But this revolution is not about marching masses and angry flags. Marching masses and angry flags only lead to another tyranny, then to another revolution. Like a vicious and foolish cycle. A never-ending merry-go-round.

The real revolution starts within. The first dictators we need to overthrow are our own intolerance, our own prejudice and our own fear. Fear of others, fear of everything different, fear of change, fear of what we don’t know, of what we don’t understand, fear of losing our tiny comfort.

Tiny comfort of slaves.

Who else but a slave only strives for crumbs? And forgets his God given right to sit at the table and enjoy the feast?
Look at your life. Look at all our lives. Don’t they come down to increasing a number on a bank sheet? A number that will enable us to acquire objects. Objects to wear, to drive, to beautify our homes. Objects for show, for display. To prove how important we are. How successful. How much legitimacy we have for love and respect.

What are we but slaves?

I am told that’s the way the system works. I’m told that I must accept it. Live with it. Sink or swim. But who created this system? Who raised it, pampered it? Who continues to feed it every day?

Us. No one else but us. So it’s up to us to change it, to improve it. But how can we improve anything if we stay the same? How can we speak of justice if we are unjust? Of tolerance if we are intolerant? Of compassion and generosity if we are selfish and greedy?

If you can’t hold a brush, you can’t paint the Mona Lisa.

The real revolution starts within. We stay slaves until we defeat our real jailer, the most unjust of masters, the most terrible of tyrants: ourself. Only then, we can find the strength to truly change what needs to be changed in the world.

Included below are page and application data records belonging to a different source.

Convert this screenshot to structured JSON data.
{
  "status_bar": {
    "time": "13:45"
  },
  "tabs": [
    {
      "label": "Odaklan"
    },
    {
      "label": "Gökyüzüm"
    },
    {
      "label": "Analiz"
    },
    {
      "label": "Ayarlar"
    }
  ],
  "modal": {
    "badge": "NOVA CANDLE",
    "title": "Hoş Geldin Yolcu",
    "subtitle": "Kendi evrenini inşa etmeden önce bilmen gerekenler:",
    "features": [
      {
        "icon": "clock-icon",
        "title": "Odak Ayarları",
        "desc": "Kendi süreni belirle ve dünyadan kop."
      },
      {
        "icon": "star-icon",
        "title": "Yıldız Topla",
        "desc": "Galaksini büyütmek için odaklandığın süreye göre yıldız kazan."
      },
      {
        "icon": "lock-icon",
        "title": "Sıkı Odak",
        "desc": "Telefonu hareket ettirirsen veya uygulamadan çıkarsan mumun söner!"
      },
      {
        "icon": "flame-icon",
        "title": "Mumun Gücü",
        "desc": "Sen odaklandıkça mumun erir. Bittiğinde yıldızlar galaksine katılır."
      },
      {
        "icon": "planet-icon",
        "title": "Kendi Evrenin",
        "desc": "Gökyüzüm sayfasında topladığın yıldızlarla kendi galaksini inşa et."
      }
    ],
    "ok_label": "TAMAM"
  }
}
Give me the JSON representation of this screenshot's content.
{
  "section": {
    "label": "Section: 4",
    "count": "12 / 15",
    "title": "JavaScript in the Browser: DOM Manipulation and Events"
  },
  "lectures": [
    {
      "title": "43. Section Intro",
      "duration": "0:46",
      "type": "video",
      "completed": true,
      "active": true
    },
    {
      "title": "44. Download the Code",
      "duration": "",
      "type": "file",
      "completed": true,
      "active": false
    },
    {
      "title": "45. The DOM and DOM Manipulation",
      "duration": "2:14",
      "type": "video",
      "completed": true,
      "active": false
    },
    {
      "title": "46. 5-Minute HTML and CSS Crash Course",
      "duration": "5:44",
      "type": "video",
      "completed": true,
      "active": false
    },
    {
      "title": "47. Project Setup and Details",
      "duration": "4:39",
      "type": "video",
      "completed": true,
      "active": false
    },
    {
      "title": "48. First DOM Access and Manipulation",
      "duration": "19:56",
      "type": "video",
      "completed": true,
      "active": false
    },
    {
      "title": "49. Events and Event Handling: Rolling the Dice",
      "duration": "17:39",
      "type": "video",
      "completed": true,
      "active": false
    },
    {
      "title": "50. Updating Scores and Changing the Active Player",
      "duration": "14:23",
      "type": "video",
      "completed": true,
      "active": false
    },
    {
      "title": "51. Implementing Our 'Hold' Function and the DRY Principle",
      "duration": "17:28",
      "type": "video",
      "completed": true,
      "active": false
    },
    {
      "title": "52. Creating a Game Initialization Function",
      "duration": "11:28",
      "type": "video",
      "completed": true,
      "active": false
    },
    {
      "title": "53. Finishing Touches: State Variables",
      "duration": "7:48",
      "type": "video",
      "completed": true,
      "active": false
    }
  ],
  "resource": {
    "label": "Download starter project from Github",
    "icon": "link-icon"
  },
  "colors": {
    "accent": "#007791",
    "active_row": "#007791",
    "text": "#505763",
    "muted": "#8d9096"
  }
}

Without angry flags, without hatred and without violence.

© Claude El Khal, 2011